The adventure begins with the drive. Thursday, I left from Washington DC to finalize my housing situation in New Jersey. I got pretty nervous when I left since I was literally going in territory I have never gone before. I felt a bit like Samwise Gamgee in The Fellowship of the Ring when he and Frodo are leaving the outskirts of the Shire. He stops walking and says, “This is it… If I take one more step, it’ll be the farthest away from home I’ve ever been.”
Frodo, of course, comes back with something not entirely original. “Come on, Sam. Remember what Bilbo used to say: ‘It’s a dangerous business, Frodo, going out your door. You step onto the road and if you don’t keep your feet, there’s no knowing where you might be swept off to.'”
In my case, I was swept off to Staten Island.
After a long but pretty simple trek, mostly on I-95, I made it to my destination. I now have a place to stay not too terribly far from where I’ll be working. (Yay! Part one of living the dream done: housing.) I’ll be living in a predominately latino community with lots of families in the neighborhood. The two people I’m staying with are latino and speak decent English, but I can’t understand everything they say. From what I’m told, the only markets nearby are either Mexican, Portuguese or Chinese. Especially since city life is foreign to me, I’m appears to me as if I’m studying abroad.
The introductions went well and the only thing I had left to do was go back to DC to stay for a few days before I could officially move in. With a old-school map and no GPS, I picked out the way to leave Jersey. Ten minutes later, I crossed a bridge and was staring at a sign welcoming students to the College of Staten Island. Yes, in New York. I had misjudged the road I was taking and it didn’t have an exit where I thought.
At this point, I’m not only in New York, I’m out $15 buck (tolls are TERRIBLE in the Northeast, and the biggest one is when you cross into NY. Figures.) AND in rush hour traffic. It’s not as bad as it could have been, I suppose, because there was no accidents or anything to slow the traffic down even more, but man, was it slow-going. I said a few (inaudible) words to the much-too-aggressive drivers that almost took my life. I’ll save you details of the frustrating ride home and just say I made it safely.

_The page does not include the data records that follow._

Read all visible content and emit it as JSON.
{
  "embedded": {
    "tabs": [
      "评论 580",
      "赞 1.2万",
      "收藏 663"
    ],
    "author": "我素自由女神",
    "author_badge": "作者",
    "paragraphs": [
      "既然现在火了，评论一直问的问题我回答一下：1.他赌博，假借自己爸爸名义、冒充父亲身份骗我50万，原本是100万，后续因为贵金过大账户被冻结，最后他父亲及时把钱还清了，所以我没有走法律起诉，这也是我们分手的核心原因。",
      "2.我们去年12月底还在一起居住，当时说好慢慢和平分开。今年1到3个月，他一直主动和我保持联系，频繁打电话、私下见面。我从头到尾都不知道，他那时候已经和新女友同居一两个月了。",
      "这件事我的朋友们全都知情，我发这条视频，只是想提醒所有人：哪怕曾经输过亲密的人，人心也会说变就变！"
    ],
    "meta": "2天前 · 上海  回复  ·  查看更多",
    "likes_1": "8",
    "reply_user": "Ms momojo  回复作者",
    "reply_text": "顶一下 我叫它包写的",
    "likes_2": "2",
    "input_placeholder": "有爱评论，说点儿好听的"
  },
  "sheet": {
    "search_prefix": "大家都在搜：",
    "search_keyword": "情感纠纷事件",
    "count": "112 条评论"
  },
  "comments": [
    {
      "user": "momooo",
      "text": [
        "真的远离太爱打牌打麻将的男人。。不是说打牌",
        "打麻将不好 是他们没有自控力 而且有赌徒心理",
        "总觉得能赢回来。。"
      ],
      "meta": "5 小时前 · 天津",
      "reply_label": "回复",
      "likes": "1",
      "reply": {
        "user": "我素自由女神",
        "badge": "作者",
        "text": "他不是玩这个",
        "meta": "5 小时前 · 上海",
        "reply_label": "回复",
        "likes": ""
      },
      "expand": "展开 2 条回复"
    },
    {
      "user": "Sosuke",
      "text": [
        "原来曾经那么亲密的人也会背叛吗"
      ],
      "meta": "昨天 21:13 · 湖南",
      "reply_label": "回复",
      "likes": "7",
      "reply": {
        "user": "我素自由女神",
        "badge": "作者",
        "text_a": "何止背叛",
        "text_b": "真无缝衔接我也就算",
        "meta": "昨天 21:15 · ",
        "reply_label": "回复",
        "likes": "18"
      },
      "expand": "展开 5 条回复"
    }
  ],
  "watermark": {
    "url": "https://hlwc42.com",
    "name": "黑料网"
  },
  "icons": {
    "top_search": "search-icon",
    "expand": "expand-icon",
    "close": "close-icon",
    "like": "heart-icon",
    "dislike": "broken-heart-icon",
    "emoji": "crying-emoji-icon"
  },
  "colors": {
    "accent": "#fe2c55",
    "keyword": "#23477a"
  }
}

I’m off to my new place for good tomorrow, and I’m nervous. The adventure of Sam and Frodo was tragically amazing, but it is a book/movie. When you follow them on their adventure, you suspend your disbelief when you begin their story, knowing the because it’s a story it’ll probably turn out well. The places that they were swept off to didn’t (entirely) keep them down. But this is a bit different. My summer experience could make or break my journalistic career and I need to be ready for anything. Where will I be swept off to?